God mainly used natural causes in the preservation of Noah and the animals e.g. Noah had to build a wooden Ark; the cause and rise of the Flood—fountains of the great deep plus 40 days of rain; and its abatement—a wind, and continents rising and ocean basins sinking. This suggests a continuity between ‘natural laws’ before and after the Flood.
There is simply no evidence from the biblical text that natural laws functioned so differently that dispersion of light would not have occurred before the Flood. Rather, what the text does say suggests that there was no difference in the natural laws. Also, natural laws are our description of God’s normal, repeatable ways of upholding His creation, while miracles are His extraordinary means.7 So if rainbows were not produced, we would need to deduce that God was actively preventing dispersion. There is not the slightest evidence in the text for this.
Applying a new meaning to an existing phenomenon
Calvin, commenting on “I have set my bow in the cloud” (9:13), said:
From these words certain eminent theologians have been induced to deny, that there was any rainbow before the deluge: which is frivolous.

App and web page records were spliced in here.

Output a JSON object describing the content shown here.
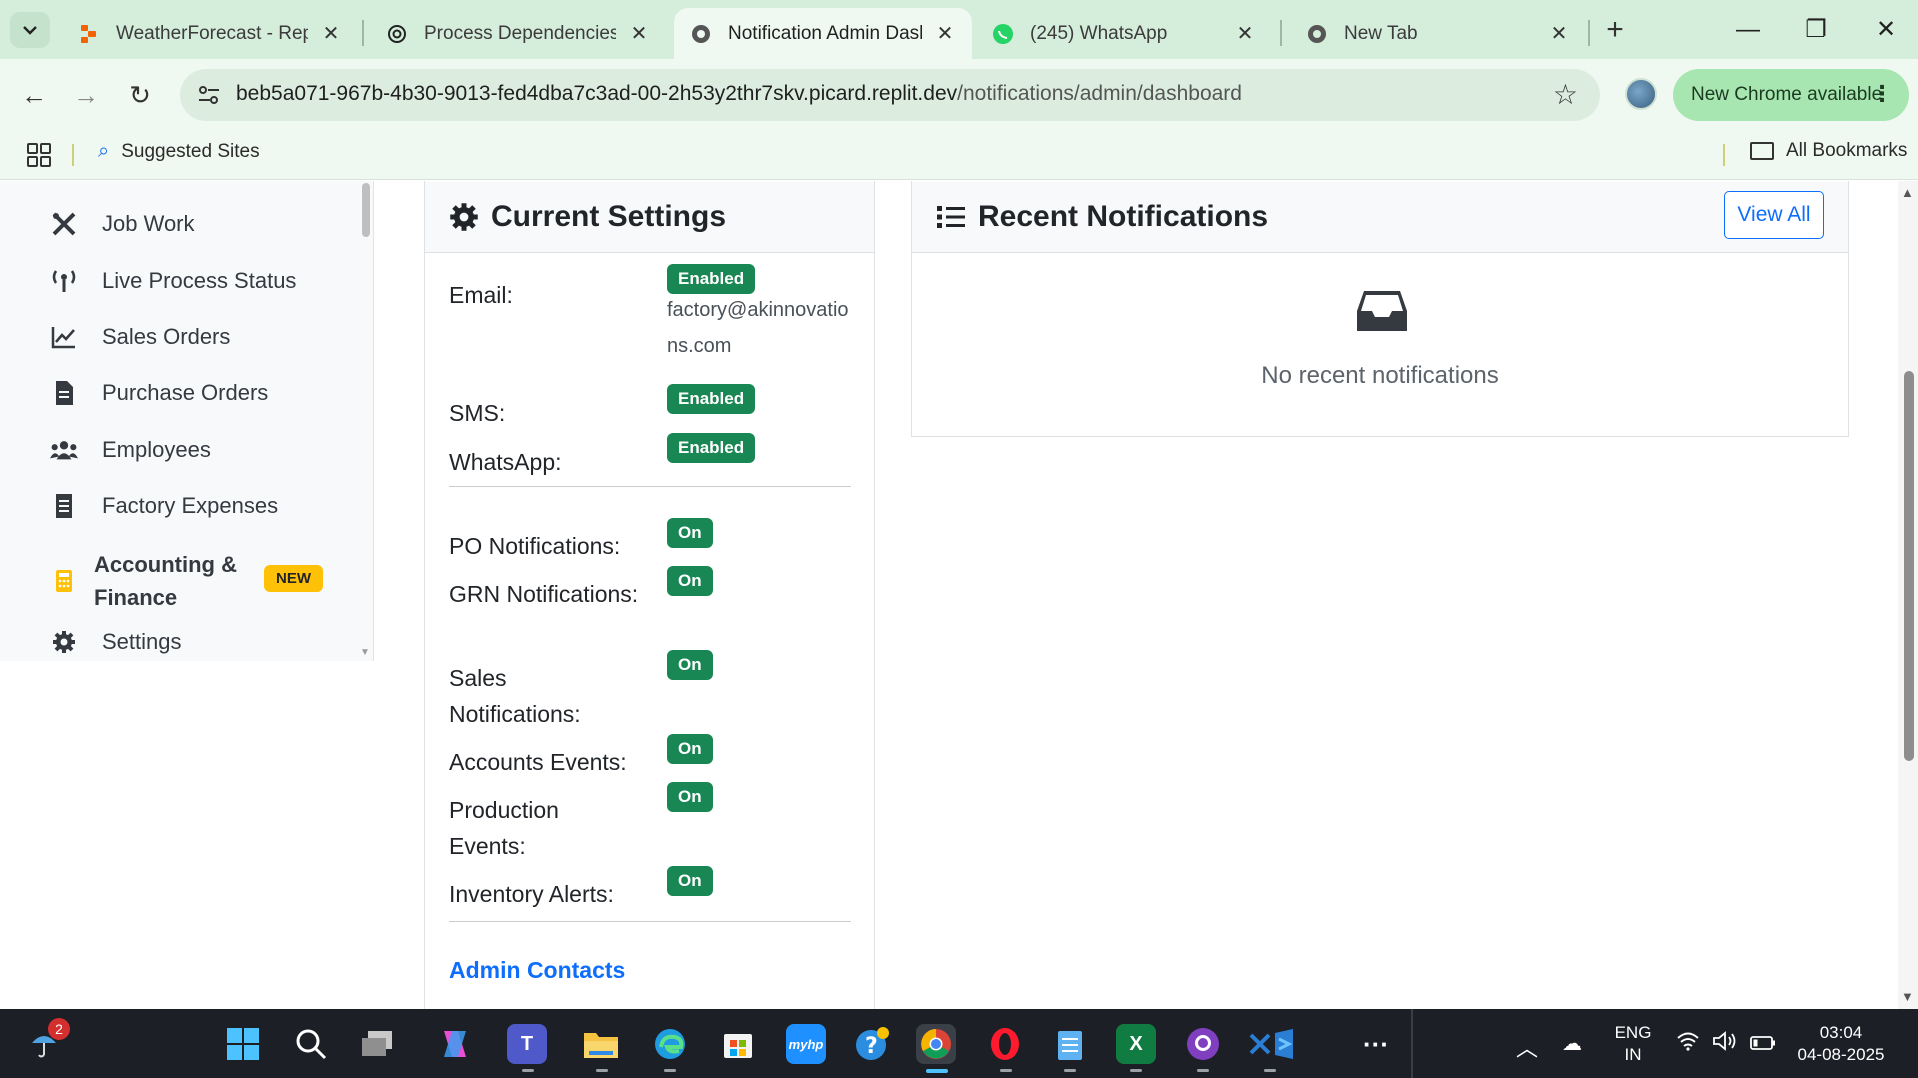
{
  "browser": {
    "tabs": [
      {
        "title": "WeatherForecast - Replit",
        "icon": "replit-icon"
      },
      {
        "title": "Process Dependencies O",
        "icon": "openai-icon"
      },
      {
        "title": "Notification Admin Dashb",
        "icon": "globe-icon",
        "active": true
      },
      {
        "title": "(245) WhatsApp",
        "icon": "whatsapp-icon"
      },
      {
        "title": "New Tab",
        "icon": "chrome-icon"
      }
    ],
    "url_host": "beb5a071-967b-4b30-9013-fed4dba7c3ad-00-2h53y2thr7skv.picard.replit.dev",
    "url_path": "/notifications/admin/dashboard",
    "update_label": "New Chrome available",
    "bookmarks": {
      "suggested": "Suggested Sites",
      "all": "All Bookmarks"
    }
  },
  "sidebar": {
    "items": [
      {
        "label": "Job Work",
        "icon": "tools-icon"
      },
      {
        "label": "Live Process Status",
        "icon": "broadcast-icon"
      },
      {
        "label": "Sales Orders",
        "icon": "line-chart-icon"
      },
      {
        "label": "Purchase Orders",
        "icon": "document-icon"
      },
      {
        "label": "Employees",
        "icon": "users-icon"
      },
      {
        "label": "Factory Expenses",
        "icon": "receipt-icon"
      },
      {
        "label": "Accounting & Finance",
        "label_line1": "Accounting &",
        "label_line2": "Finance",
        "icon": "calculator-icon",
        "badge": "NEW"
      },
      {
        "label": "Settings",
        "icon": "gear-icon"
      }
    ]
  },
  "settings_card": {
    "title": "Current Settings",
    "channels": [
      {
        "label": "Email:",
        "status": "Enabled",
        "detail": "factory@akinnovations.com"
      },
      {
        "label": "SMS:",
        "status": "Enabled"
      },
      {
        "label": "WhatsApp:",
        "status": "Enabled"
      }
    ],
    "events": [
      {
        "label": "PO Notifications:",
        "status": "On"
      },
      {
        "label": "GRN Notifications:",
        "status": "On"
      },
      {
        "label": "Sales Notifications:",
        "status": "On"
      },
      {
        "label": "Accounts Events:",
        "status": "On"
      },
      {
        "label": "Production Events:",
        "status": "On"
      },
      {
        "label": "Inventory Alerts:",
        "status": "On"
      }
    ],
    "admin_contacts": "Admin Contacts"
  },
  "notifications_card": {
    "title": "Recent Notifications",
    "view_all": "View All",
    "empty_text": "No recent notifications"
  },
  "taskbar": {
    "weather_badge": "2",
    "lang_line1": "ENG",
    "lang_line2": "IN",
    "time": "03:04",
    "date": "04-08-2025"
  },
  "colors": {
    "success": "#198754",
    "primary": "#0d6efd",
    "warning": "#ffc107",
    "chrome_frame": "#d5eddb"
  }
}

For the words of Moses do not signify, that a bow was then formed which did not previously exist; but that a mark was engraven upon it, which should give a sign of the divine favor towards men. … Hence it is not for us to contend with philosophers respecting the rainbow; for although its colors are the effect of natural causes, yet they act profanely who attempt to deprive God of the right and authority which he has over his creatures.8
There are other examples of existing materials or practices that God decreed to be a new sign. E.g., Jesus ordained the Lord’s Supper out of bread and wine. He declared that this was now to be a memorial to His sacrifice of His body and blood.
References and notes
- Delitzsch, Franz, cited in: Keil, C.F. and Delitzsch, F., Biblical Commentary on the Old Testament 1:154–155, 1857. Return to text.
- That is, has a higher refractive index (n), given by the formula c/v—the ratio of the speed of light in a vacuum to the speed in the material. Return to text.
- Newton, I., Opticks or a treatise of the reflections, refractions, inflections and colours of light, Royal Society, London, 1704. Return to text.
- See ‘Colour vision’, in Sarfati, J., By Design, pp. 29–31, CBP, 2008; creation.com/s/10-2-524. Return to text.
- Also, in my secular science work, I once used two cyan beams from an argon ion (Ar+) gas laser. Each laser line is a single frequency or pure colour by definition, in this case 488.0 nm and 514.5 nm. Sarfati, J.D. and Burns, G.R., The pressure, temperature and excitation frequency dependent Raman spectra; and infrared spectra of CuBrSe3 and CuISe3, Spectrochimica Acta Part A: Molecular Spectroscopy 50(12):2125–2136, November 1994 | doi:10.1016/0584-8539(94)00176-6. Return to text.
- Waldman, G., Introduction to light the physics of light, vision, and color, p. 193, 2002. Return to text.
- Sarfati, J., Miracles and science, creation.com/miracles, 1 September 2006. Return to text.
- Calvin, J., Genesis, p. 293, 1554. Return to text.